administration, notes that the U.S. does want the face-saving cover the U.N. can provide (Pisik A13). On May 6, G-8 foreign ministers who met in Bonn agreed that the Security Council should establish an interim administration for Kosovo in order to ensure conditions for a peaceful and normal life for all the Kosovars (A13). Ministers from the Group of Seven rich countries who attended were from the U.S., Japan, Germany, France, Britain, Italy and Canada; Russia was expected to be present at the Petersberg guest house just outside Bonn (”G8 close” PG). They agreed that deployment in Kosovo of any international civil and security forces should be something that had to be endorsed and adopted by the United Nations (Pisik A13). The ministers said a U.N. Security Council

resolution must be prepared (A13). There does seem to be a significant role for the U.N. now. Perhaps it is, as Bolton suggested, political in nature. Yet, many ask why the U.N. has taken a back seat thus far.One reason why the U.N. has been left out of the process to this point is that the permanent members of the Security Council have been divided by NATO’s bombing campaign (Pisik A13). In fact the division is so significant that both Russia and China have refused to declare their support even for humanitarian efforts (A13). Russia and China’s role had already been touched on. Despite the fact that they have expressed staunch opposition to the NATO exercise, they have been major players in the political game surrounding the activity.Slovenian Ambassador Danilo Turk called

the fact that even humanitarian issues are affected by the division disturbing (Pisik A13). And again, Russia and China’s role is each very different from one another. Russia, while opposed, has been integral to the peace process. China, on the other hand, in light of the accident in the Chinese embassy, protests against the U.S. and the recently stolen military secrets, has taken on quite another role and in fact international relations are severely strained.As far as the U.N.’s role in all of this, James Morrow, of Stanford University, said that although the United Nations has had none so far, its role could be vital if in fact a deal is made(Pisik A13). He noted that the U.S. is now seeking the right forum for international approval and coordination and added “Once you

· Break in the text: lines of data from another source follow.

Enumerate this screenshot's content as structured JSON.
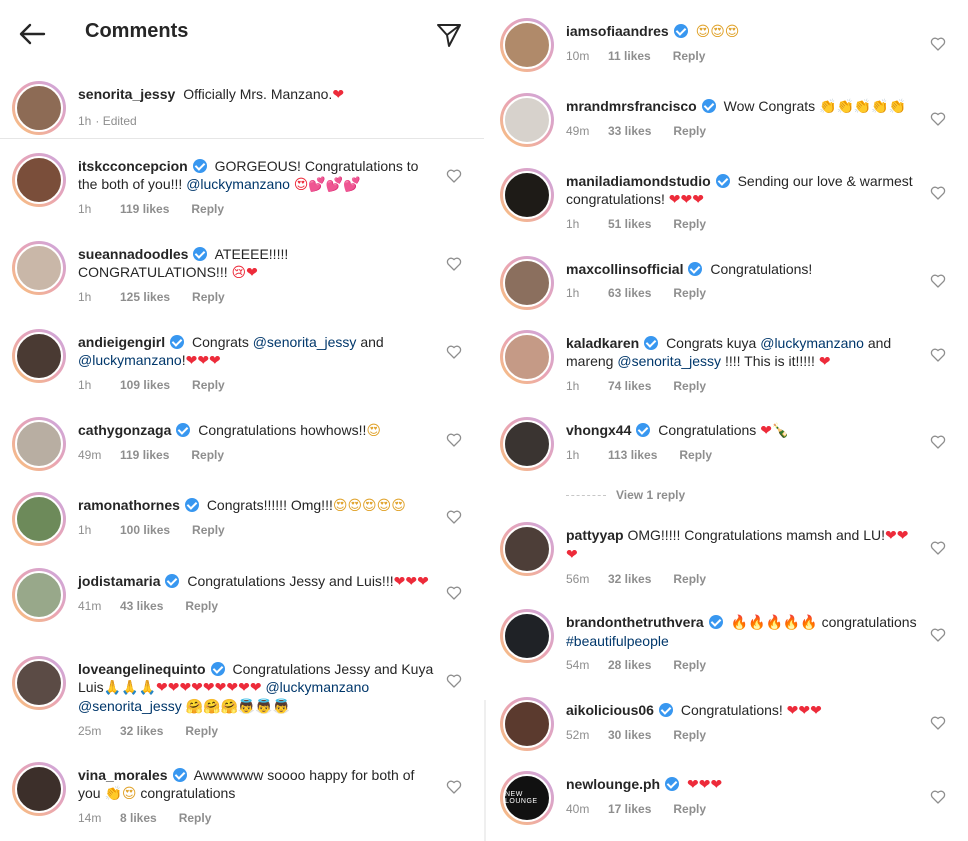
{
  "header": {
    "title": "Comments"
  },
  "caption": {
    "username": "senorita_jessy",
    "text": "Officially Mrs. Manzano.",
    "time": "1h",
    "edited": "· Edited"
  },
  "left_comments": [
    {
      "username": "itskcconcepcion",
      "verified": true,
      "text": "GORGEOUS! Congratulations to the both of you!!!",
      "mention": "@luckymanzano",
      "emoji": "😍💕💕💕",
      "time": "1h",
      "likes": "119 likes",
      "reply": "Reply",
      "avatar_color": "#7a4e3a"
    },
    {
      "username": "sueannadoodles",
      "verified": true,
      "text": "ATEEEE!!!!! CONGRATULATIONS!!!",
      "emoji": "😢❤",
      "time": "1h",
      "likes": "125 likes",
      "reply": "Reply",
      "avatar_color": "#c9b7a8"
    },
    {
      "username": "andieigengirl",
      "verified": true,
      "text": "Congrats",
      "mention": "@senorita_jessy",
      "text2": "and",
      "mention2": "@luckymanzano",
      "text3": "!",
      "emoji": "❤❤❤",
      "time": "1h",
      "likes": "109 likes",
      "reply": "Reply",
      "avatar_color": "#4a3a33"
    },
    {
      "username": "cathygonzaga",
      "verified": true,
      "text": "Congratulations howhows!!",
      "emoji": "😍",
      "time": "49m",
      "likes": "119 likes",
      "reply": "Reply",
      "avatar_color": "#b8aea2"
    },
    {
      "username": "ramonathornes",
      "verified": true,
      "text": "Congrats!!!!!! Omg!!!",
      "emoji": "😍😍😍😍😍",
      "time": "1h",
      "likes": "100 likes",
      "reply": "Reply",
      "avatar_color": "#6d8a5a"
    },
    {
      "username": "jodistamaria",
      "verified": true,
      "text": "Congratulations Jessy and Luis!!!",
      "emoji": "❤❤❤",
      "time": "41m",
      "likes": "43 likes",
      "reply": "Reply",
      "avatar_color": "#98a88a"
    },
    {
      "username": "loveangelinequinto",
      "verified": true,
      "text": "Congratulations Jessy and Kuya Luis",
      "emoji": "🙏🙏🙏❤❤❤❤❤❤❤❤❤",
      "mention": "@luckymanzano",
      "mention2": "@senorita_jessy",
      "emoji2": "🤗🤗🤗👼👼👼",
      "time": "25m",
      "likes": "32 likes",
      "reply": "Reply",
      "avatar_color": "#5b4b45"
    },
    {
      "username": "vina_morales",
      "verified": true,
      "text": "Awwwwww soooo happy for both of you",
      "emoji": "👏😍",
      "text2": "congratulations",
      "time": "14m",
      "likes": "8 likes",
      "reply": "Reply",
      "avatar_color": "#3c2f2a"
    }
  ],
  "right_comments": [
    {
      "username": "iamsofiaandres",
      "verified": true,
      "emoji": "😍😍😍",
      "time": "10m",
      "likes": "11 likes",
      "reply": "Reply",
      "avatar_color": "#b08a6a"
    },
    {
      "username": "mrandmrsfrancisco",
      "verified": true,
      "text": "Wow Congrats",
      "emoji": "👏👏👏👏👏",
      "time": "49m",
      "likes": "33 likes",
      "reply": "Reply",
      "avatar_color": "#d7d2cc"
    },
    {
      "username": "maniladiamondstudio",
      "verified": true,
      "text": "Sending our love & warmest congratulations!",
      "emoji": "❤❤❤",
      "time": "1h",
      "likes": "51 likes",
      "reply": "Reply",
      "avatar_color": "#1e1b17"
    },
    {
      "username": "maxcollinsofficial",
      "verified": true,
      "text": "Congratulations!",
      "time": "1h",
      "likes": "63 likes",
      "reply": "Reply",
      "avatar_color": "#8b6f5e"
    },
    {
      "username": "kaladkaren",
      "verified": true,
      "text": "Congrats kuya",
      "mention": "@luckymanzano",
      "text2": "and mareng",
      "mention2": "@senorita_jessy",
      "text3": "!!!! This is it!!!!!",
      "emoji": "❤",
      "time": "1h",
      "likes": "74 likes",
      "reply": "Reply",
      "avatar_color": "#c59a86"
    },
    {
      "username": "vhongx44",
      "verified": true,
      "text": "Congratulations",
      "emoji": "❤🍾",
      "time": "1h",
      "likes": "113 likes",
      "reply": "Reply",
      "avatar_color": "#3a3431",
      "view_reply": "View 1 reply"
    },
    {
      "username": "pattyyap",
      "verified": false,
      "text": "OMG!!!!! Congratulations mamsh and LU!",
      "emoji": "❤❤❤",
      "time": "56m",
      "likes": "32 likes",
      "reply": "Reply",
      "avatar_color": "#4d3e38"
    },
    {
      "username": "brandonthetruthvera",
      "verified": true,
      "emoji": "🔥🔥🔥🔥🔥",
      "text": "congratulations",
      "mention": "#beautifulpeople",
      "time": "54m",
      "likes": "28 likes",
      "reply": "Reply",
      "avatar_color": "#1f2226"
    },
    {
      "username": "aikolicious06",
      "verified": true,
      "text": "Congratulations!",
      "emoji": "❤❤❤",
      "time": "52m",
      "likes": "30 likes",
      "reply": "Reply",
      "avatar_color": "#5b3a2e"
    },
    {
      "username": "newlounge.ph",
      "verified": true,
      "emoji": "❤❤❤",
      "time": "40m",
      "likes": "17 likes",
      "reply": "Reply",
      "avatar_color": "#111111",
      "avatar_text": "NEW LOUNGE"
    }
  ]
}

get to a point where you want to bring in the Russians and the Chinese, then the U.N. – a consensual organization – makes sense” (A13). John Hirsch, a U.S. diplomat, sees the current impasse as predictable and said that Washington’s respect for and use of the organization has historically cycled up and down (A13). It seems as if the U.N. is used politically and it may very well be used here in that manner. Of course, it can be used practically in order to get more nations involved in keeping peace in the troubled European region. But it also has been noted that it was the first time an agreement had been reached that suggested that any Kosovo peacekeeping force should operate under a U.N. mandate (”G8 close” PG). As far as how quickly it would be able to take control

of the territory is another matter (PG). It could take quite some time.The U.N.’s role in past conflicts has been significant. During the 1970s Washington used the United Nations to support sanctions against white-ruled South Africa as well as to settle others conflicts such as those that existed in Namibia (Pisik A13). The 1980s, on the other hand was a time of disengagement (A13). There was however a spike for the 1991 Gulf war, as well as another estranged period during the Somalian, Rwandan and Bosnian peacekeeping venture (A13).In terms of the peacekeeping force itself, a foreign ministry spokesman said that the peacekeeping force should have significant powers and noted that the force would not be weak, but rather robust (”G8 close” PG). At the same time, First Deputy